* What you should do *
If a line in the listing includes the word "vmfs", copy it out.

* Provided data *

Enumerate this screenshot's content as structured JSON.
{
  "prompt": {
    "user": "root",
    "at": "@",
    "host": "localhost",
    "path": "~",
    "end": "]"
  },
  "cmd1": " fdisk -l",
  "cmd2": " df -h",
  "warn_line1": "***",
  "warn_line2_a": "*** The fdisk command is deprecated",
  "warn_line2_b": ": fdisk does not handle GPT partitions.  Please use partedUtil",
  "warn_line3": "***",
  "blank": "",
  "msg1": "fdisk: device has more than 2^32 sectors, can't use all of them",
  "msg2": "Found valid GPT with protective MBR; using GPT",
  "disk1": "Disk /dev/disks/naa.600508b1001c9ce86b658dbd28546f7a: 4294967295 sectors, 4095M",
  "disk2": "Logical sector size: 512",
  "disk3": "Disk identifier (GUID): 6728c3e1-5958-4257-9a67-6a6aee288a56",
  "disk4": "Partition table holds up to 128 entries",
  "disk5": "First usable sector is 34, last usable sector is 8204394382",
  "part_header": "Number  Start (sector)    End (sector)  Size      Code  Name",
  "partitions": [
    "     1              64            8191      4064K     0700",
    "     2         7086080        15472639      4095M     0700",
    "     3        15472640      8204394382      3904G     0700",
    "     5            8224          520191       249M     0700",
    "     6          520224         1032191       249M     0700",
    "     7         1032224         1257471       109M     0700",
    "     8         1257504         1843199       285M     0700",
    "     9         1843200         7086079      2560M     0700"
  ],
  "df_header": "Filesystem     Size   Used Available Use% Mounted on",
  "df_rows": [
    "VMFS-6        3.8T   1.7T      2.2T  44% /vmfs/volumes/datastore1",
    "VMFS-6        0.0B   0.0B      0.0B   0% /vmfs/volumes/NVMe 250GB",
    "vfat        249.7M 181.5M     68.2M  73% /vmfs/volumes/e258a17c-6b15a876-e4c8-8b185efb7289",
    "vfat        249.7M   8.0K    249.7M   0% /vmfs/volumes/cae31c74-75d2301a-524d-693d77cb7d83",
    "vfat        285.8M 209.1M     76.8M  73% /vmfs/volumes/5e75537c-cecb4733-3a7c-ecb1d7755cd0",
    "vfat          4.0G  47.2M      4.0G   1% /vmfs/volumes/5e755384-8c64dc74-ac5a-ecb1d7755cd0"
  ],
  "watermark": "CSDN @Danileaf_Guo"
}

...

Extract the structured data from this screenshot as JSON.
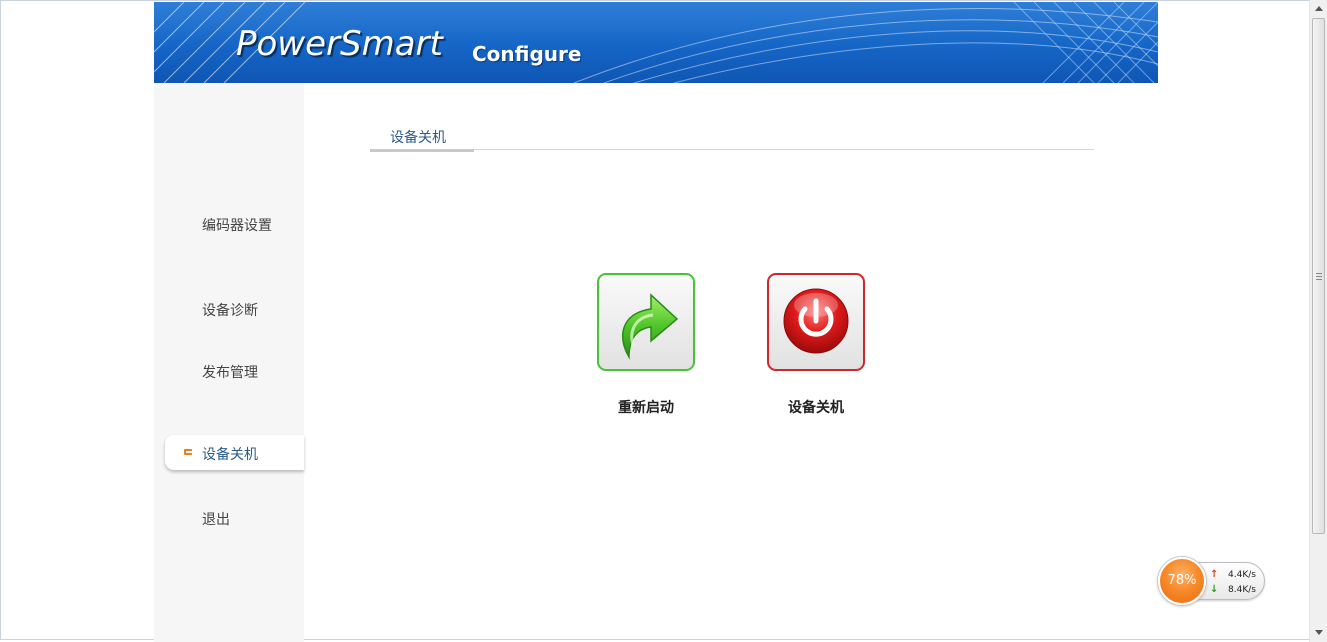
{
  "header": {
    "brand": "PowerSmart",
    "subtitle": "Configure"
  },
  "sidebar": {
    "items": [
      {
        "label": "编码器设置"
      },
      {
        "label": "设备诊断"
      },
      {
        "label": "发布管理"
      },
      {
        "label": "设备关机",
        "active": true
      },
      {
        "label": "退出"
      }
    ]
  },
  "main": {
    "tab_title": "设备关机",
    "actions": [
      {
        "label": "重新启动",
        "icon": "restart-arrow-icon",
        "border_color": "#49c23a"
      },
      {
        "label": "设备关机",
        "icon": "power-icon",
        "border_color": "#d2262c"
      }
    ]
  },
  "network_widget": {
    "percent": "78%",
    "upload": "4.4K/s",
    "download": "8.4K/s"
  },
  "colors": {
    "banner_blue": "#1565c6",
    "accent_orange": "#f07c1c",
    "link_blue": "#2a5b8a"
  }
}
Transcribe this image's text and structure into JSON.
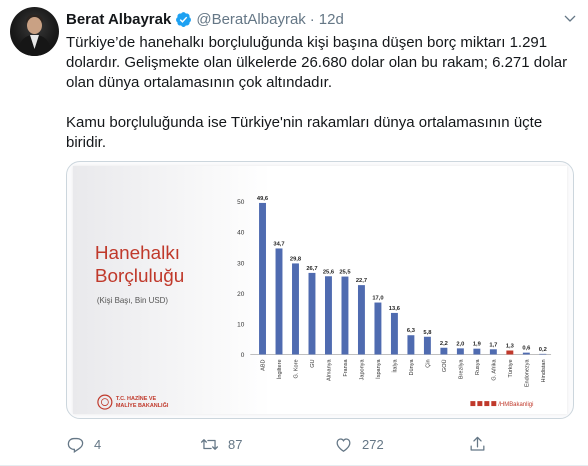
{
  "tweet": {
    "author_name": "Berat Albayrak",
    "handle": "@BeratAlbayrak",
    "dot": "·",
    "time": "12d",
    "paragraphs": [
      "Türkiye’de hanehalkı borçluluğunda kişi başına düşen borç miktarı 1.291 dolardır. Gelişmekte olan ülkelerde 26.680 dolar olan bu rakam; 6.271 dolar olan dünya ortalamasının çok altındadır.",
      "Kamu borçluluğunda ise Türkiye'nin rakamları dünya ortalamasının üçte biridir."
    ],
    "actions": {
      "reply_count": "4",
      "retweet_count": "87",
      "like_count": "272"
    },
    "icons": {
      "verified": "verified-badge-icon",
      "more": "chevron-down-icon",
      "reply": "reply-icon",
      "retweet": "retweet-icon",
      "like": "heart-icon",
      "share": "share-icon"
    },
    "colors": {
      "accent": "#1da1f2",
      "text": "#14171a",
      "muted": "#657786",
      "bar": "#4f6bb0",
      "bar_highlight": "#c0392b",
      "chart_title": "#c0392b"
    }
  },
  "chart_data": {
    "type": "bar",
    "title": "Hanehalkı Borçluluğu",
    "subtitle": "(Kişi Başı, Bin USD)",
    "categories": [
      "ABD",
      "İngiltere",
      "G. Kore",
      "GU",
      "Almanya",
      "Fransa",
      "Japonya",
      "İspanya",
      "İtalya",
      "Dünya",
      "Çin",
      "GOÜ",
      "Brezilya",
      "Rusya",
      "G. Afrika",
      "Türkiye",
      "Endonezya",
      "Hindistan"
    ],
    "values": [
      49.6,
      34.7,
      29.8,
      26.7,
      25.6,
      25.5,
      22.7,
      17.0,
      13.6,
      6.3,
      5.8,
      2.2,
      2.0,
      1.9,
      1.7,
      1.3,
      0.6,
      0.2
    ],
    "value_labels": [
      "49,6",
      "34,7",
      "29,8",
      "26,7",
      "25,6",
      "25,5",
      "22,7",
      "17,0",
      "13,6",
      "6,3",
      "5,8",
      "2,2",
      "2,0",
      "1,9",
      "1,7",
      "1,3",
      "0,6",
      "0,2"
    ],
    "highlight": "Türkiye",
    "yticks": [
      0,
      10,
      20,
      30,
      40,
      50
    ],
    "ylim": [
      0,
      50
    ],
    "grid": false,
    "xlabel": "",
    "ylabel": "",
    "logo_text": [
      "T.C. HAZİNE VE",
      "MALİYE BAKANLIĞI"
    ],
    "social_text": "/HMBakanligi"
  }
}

* The completed task *
    "VMFS-6        3.8T   1.7T      2.2T  44% /vmfs/volumes/datastore1",
    "VMFS-6        0.0B   0.0B      0.0B   0% /vmfs/volumes/NVMe 250GB",
    "vfat        249.7M 181.5M     68.2M  73% /vmfs/volumes/e258a17c-6b15a876-e4c8-8b185efb7289",
    "vfat        249.7M   8.0K    249.7M   0% /vmfs/volumes/cae31c74-75d2301a-524d-693d77cb7d83",
    "vfat        285.8M 209.1M     76.8M  73% /vmfs/volumes/5e75537c-cecb4733-3a7c-ecb1d7755cd0",
    "vfat          4.0G  47.2M      4.0G   1% /vmfs/volumes/5e755384-8c64dc74-ac5a-ecb1d7755cd0"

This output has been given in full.